> _WHAT THIS TASK INVOLVES_
Report only the number of lines in the records that contain the word "color".

(Records from a dataset)

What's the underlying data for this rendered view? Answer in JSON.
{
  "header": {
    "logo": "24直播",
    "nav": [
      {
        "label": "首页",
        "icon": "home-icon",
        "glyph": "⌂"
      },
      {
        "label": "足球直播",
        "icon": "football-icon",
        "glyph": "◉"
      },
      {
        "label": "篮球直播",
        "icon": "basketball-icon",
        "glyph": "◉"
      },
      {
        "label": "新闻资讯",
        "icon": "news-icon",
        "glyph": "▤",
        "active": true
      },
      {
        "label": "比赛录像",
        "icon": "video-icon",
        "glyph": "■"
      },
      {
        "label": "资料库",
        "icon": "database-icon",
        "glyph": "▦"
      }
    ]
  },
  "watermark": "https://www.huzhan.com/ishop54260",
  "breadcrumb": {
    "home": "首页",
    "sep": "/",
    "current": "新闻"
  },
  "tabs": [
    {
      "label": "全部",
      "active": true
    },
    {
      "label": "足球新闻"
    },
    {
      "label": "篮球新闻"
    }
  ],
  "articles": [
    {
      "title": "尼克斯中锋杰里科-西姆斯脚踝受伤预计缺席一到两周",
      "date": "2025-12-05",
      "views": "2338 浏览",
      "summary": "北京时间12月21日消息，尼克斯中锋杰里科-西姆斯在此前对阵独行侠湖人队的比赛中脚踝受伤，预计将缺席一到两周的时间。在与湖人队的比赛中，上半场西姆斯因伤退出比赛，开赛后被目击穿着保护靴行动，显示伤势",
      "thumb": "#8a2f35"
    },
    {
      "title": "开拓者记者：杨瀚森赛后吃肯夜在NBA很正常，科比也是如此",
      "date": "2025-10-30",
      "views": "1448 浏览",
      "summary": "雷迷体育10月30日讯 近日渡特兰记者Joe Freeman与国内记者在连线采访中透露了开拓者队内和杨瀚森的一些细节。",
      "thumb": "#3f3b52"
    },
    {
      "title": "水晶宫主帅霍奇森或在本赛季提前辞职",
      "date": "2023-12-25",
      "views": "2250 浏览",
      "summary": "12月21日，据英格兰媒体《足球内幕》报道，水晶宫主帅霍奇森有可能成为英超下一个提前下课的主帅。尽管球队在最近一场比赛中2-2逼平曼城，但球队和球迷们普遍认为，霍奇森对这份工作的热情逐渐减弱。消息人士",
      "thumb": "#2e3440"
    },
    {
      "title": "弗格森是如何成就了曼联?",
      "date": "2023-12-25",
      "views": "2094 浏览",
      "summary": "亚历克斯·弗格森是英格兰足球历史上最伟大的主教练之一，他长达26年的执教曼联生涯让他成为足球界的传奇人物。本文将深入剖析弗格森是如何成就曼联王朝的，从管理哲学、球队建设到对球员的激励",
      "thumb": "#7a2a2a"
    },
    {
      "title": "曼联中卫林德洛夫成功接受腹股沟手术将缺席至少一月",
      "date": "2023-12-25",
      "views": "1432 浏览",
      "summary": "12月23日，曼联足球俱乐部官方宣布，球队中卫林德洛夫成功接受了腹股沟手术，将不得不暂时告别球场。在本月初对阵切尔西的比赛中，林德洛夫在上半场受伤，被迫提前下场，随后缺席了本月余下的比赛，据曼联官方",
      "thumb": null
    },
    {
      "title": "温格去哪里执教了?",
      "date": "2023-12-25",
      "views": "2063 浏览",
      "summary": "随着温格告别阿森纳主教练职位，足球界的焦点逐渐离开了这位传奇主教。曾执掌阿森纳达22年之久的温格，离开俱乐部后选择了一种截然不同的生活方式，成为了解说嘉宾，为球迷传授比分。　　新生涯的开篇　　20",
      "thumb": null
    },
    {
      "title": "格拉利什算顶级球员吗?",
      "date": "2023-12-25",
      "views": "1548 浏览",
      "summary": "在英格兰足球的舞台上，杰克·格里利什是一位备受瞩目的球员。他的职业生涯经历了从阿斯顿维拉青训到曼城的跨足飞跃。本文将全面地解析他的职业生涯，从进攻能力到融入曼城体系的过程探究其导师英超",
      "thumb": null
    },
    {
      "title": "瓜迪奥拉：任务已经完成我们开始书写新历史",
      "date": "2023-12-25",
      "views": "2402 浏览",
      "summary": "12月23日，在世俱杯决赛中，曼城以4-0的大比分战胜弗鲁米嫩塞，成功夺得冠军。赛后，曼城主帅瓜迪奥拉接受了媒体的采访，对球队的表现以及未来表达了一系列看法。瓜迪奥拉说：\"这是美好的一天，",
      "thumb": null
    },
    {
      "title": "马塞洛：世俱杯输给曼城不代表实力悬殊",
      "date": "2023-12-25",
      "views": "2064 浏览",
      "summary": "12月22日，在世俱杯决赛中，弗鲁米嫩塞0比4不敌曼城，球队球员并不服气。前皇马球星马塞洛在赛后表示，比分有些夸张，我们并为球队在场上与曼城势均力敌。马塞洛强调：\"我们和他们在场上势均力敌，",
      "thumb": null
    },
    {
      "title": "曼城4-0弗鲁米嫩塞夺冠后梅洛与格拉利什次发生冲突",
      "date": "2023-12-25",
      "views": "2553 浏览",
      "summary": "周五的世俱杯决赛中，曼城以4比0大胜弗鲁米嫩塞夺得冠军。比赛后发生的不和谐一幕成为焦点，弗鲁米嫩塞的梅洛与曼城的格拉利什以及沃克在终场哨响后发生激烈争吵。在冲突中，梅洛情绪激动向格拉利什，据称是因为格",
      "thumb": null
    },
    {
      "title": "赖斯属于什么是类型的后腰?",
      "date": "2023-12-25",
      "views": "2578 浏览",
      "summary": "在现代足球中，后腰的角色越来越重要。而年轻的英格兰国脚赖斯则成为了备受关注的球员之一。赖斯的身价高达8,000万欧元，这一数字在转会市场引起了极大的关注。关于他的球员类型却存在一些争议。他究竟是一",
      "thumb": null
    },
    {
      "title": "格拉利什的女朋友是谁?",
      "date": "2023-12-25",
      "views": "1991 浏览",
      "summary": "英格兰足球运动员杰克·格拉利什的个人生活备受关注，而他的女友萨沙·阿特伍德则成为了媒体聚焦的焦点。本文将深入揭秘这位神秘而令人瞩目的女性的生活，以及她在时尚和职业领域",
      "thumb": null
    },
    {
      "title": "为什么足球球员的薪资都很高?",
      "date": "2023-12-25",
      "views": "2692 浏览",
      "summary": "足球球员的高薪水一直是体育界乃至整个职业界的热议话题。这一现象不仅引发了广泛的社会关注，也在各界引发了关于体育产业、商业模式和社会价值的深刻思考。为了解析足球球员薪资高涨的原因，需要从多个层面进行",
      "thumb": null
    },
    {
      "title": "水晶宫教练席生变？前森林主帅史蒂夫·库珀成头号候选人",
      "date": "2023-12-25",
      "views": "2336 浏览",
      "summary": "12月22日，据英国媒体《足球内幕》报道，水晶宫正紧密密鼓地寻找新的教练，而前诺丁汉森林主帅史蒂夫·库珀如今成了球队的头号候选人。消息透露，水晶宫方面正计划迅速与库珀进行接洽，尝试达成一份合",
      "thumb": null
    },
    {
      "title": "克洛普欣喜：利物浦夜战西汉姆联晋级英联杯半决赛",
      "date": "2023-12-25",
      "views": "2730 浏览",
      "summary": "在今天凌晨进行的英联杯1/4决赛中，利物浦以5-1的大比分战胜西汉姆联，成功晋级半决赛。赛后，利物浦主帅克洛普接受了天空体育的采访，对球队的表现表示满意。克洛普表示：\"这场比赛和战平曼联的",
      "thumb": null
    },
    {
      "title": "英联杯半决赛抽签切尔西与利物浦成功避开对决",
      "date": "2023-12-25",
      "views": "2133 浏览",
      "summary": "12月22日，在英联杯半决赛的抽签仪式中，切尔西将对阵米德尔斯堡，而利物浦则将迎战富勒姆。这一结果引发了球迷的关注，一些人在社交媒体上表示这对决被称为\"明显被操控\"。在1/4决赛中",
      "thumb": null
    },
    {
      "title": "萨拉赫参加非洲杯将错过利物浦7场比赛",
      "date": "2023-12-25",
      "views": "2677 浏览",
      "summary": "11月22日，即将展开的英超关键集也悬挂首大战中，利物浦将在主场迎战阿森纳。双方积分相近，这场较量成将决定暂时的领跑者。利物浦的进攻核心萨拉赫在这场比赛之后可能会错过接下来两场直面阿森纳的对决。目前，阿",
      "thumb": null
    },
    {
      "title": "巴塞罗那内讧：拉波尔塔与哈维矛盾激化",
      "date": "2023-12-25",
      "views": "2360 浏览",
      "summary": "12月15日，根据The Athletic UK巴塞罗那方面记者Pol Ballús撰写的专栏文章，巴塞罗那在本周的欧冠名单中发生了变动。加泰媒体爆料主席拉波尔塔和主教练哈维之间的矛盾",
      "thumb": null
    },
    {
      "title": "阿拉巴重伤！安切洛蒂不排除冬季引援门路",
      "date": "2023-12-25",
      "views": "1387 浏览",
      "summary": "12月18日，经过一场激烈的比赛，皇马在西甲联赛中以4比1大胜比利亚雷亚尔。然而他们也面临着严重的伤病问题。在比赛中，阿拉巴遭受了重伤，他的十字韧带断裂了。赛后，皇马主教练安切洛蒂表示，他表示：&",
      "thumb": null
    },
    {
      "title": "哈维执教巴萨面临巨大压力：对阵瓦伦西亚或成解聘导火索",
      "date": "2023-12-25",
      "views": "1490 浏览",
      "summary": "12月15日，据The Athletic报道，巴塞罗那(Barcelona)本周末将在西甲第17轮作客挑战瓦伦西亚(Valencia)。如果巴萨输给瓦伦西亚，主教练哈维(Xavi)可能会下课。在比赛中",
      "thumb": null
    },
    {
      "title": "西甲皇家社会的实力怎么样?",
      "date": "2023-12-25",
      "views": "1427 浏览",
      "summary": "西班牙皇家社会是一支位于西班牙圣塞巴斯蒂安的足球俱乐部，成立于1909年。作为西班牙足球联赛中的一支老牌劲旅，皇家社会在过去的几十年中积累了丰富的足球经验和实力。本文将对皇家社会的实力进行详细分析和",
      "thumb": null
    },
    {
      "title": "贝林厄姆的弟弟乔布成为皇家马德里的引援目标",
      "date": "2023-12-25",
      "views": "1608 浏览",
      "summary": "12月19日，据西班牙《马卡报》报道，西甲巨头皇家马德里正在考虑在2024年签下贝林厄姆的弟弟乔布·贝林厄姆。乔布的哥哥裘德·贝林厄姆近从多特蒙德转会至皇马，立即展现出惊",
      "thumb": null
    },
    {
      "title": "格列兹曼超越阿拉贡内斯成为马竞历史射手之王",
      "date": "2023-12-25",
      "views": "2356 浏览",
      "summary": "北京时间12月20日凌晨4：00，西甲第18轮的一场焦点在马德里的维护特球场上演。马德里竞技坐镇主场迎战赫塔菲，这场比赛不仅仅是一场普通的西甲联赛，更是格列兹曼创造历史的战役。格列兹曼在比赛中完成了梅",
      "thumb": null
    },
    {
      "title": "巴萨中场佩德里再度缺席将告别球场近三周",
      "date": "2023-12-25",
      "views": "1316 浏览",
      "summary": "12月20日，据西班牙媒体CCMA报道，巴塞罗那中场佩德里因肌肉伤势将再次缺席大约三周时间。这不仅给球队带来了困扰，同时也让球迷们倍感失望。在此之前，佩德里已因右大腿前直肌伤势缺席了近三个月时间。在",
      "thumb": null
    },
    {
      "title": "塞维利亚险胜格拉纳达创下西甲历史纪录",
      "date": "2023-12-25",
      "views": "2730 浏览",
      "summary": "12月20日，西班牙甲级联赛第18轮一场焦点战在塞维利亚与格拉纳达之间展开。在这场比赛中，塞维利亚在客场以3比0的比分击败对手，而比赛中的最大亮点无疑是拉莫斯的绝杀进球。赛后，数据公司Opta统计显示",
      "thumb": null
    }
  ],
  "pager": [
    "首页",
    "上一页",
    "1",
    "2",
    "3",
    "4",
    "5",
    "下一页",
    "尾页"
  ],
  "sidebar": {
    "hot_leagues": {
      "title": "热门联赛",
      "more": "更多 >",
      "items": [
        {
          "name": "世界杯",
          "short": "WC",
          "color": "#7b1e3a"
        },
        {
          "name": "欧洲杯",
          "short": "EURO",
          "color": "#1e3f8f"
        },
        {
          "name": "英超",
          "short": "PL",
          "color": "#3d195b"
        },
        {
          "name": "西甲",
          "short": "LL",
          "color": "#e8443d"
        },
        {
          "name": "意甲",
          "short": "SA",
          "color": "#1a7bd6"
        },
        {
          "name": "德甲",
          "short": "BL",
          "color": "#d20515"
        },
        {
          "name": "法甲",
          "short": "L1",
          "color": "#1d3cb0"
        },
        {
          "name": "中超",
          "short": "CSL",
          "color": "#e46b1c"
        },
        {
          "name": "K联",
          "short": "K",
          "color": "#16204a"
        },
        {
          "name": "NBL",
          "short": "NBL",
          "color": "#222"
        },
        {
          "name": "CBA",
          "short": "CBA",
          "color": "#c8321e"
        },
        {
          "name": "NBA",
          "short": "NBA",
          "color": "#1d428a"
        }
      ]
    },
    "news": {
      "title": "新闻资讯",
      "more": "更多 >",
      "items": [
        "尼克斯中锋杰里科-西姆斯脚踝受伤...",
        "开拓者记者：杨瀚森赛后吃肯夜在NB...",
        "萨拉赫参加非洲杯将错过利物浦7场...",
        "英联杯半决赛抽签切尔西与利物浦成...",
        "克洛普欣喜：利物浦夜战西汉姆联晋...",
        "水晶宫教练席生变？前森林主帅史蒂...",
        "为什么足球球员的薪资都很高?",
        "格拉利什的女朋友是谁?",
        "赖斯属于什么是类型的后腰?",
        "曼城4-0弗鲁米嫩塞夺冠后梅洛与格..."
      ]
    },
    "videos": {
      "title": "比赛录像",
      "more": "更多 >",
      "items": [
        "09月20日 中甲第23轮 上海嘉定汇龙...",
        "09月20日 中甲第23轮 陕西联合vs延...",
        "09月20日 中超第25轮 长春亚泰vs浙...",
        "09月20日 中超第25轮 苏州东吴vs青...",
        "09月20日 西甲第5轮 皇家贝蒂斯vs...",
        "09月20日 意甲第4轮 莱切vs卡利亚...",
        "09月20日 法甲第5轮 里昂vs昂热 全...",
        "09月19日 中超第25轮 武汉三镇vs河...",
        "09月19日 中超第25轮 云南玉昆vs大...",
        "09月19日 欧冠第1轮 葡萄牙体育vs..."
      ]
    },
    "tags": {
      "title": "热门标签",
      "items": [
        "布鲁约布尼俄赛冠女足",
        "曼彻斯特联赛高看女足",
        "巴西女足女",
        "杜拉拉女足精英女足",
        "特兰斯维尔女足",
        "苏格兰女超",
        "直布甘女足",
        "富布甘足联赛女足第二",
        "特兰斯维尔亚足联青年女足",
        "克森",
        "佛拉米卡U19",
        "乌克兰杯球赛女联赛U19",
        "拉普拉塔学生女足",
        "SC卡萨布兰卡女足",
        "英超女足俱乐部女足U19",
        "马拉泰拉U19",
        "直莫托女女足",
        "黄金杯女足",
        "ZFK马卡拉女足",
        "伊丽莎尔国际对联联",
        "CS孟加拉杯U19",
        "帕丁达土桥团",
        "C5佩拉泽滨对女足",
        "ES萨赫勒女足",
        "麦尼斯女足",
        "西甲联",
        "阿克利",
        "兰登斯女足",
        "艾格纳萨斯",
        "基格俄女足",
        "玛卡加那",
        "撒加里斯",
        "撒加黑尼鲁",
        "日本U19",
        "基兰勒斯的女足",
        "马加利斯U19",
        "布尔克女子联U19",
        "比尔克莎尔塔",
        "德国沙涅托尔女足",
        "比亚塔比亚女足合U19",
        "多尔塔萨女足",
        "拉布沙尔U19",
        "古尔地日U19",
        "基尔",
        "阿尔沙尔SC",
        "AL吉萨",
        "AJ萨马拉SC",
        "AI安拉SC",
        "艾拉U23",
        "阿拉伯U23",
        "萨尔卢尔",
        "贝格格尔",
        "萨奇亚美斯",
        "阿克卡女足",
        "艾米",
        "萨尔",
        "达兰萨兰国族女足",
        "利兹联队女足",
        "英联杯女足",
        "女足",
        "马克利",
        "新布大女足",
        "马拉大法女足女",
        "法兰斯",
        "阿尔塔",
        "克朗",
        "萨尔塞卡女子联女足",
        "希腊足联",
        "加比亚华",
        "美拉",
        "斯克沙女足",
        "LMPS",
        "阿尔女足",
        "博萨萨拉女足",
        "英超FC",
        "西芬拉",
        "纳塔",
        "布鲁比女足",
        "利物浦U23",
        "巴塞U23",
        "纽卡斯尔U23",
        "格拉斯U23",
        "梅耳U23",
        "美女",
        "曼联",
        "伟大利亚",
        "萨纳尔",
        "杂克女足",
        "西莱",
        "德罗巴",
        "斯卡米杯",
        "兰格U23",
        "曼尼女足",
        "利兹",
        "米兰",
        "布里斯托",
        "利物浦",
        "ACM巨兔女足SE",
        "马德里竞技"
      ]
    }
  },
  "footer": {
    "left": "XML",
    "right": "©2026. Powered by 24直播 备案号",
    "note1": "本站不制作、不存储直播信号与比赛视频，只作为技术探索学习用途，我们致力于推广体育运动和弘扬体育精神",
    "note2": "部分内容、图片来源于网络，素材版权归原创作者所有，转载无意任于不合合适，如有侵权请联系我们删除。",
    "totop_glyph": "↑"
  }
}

> _SOLVED EXERCISE_
12